----- Records shown

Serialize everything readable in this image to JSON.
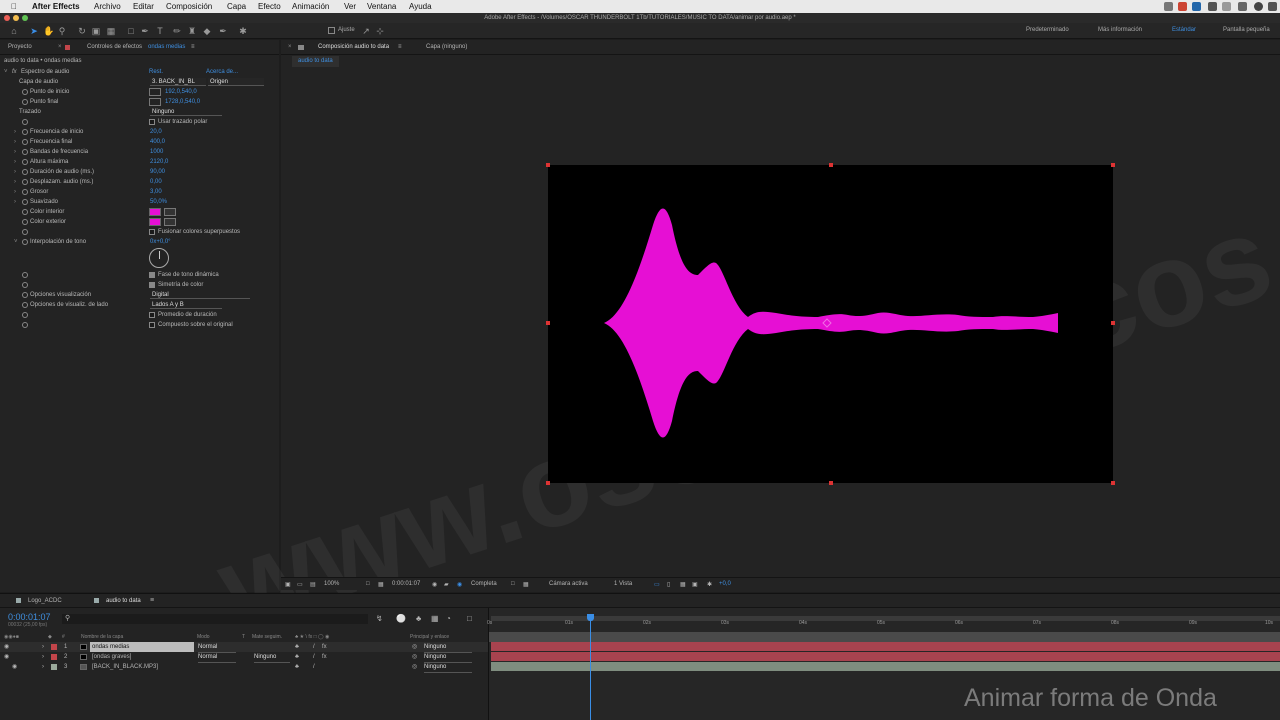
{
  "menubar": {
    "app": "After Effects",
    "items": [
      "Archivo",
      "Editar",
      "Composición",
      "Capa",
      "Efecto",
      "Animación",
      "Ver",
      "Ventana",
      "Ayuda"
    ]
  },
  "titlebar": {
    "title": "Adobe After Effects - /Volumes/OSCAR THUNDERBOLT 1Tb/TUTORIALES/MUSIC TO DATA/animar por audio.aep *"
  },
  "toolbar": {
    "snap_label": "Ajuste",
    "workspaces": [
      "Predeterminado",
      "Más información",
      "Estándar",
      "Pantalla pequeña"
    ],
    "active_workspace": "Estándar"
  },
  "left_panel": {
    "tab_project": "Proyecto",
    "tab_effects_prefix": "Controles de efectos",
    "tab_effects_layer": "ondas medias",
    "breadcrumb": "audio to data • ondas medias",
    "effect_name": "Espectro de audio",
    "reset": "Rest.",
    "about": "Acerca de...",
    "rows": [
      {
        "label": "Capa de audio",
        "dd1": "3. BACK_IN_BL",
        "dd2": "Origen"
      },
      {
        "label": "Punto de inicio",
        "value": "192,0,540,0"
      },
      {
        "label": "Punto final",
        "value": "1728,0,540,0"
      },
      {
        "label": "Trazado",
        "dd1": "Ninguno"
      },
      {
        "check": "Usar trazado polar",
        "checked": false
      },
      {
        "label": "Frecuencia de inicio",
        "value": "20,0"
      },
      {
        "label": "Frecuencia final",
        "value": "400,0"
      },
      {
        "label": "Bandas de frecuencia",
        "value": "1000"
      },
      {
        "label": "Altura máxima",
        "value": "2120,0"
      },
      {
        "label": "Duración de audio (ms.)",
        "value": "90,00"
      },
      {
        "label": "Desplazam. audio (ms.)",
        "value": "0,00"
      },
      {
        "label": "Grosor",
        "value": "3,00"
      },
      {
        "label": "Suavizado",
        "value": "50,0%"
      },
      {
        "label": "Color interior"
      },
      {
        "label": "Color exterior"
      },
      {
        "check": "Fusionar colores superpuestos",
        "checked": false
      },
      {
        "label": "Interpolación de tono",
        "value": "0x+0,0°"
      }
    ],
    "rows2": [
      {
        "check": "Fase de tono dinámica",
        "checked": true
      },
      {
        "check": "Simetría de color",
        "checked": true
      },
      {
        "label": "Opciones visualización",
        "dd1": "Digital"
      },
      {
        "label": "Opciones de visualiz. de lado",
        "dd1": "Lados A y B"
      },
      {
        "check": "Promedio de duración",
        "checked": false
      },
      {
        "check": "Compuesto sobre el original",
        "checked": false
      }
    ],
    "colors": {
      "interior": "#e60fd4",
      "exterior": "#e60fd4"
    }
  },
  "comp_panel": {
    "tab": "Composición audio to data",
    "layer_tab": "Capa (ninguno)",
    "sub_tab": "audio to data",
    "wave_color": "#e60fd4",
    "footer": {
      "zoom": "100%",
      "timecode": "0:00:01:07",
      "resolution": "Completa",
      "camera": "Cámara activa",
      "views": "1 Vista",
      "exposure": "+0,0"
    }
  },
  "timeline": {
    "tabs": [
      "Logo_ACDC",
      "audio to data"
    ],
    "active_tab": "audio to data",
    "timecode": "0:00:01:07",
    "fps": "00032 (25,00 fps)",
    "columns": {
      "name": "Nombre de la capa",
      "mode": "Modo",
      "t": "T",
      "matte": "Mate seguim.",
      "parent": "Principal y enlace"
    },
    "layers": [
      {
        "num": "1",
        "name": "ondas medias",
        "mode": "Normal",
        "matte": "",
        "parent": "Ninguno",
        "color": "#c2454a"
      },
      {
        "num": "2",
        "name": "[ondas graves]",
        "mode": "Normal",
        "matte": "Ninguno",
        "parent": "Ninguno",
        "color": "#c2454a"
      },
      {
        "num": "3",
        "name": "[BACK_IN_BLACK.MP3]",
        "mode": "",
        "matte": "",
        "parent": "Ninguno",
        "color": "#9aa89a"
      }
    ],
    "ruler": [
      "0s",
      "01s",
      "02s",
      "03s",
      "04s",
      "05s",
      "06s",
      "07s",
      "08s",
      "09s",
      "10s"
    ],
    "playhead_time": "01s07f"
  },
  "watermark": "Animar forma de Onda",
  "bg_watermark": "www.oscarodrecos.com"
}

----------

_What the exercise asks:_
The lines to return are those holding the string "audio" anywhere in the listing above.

_Written solution:_
    "title": "Adobe After Effects - /Volumes/OSCAR THUNDERBOLT 1Tb/TUTORIALES/MUSIC TO DATA/animar por audio.aep *"
    "breadcrumb": "audio to data • ondas medias",
    "effect_name": "Espectro de audio",
        "label": "Capa de audio",
        "label": "Duración de audio (ms.)",
        "label": "Desplazam. audio (ms.)",
    "tab": "Composición audio to data",
    "sub_tab": "audio to data",
      "audio to data"
    "active_tab": "audio to data",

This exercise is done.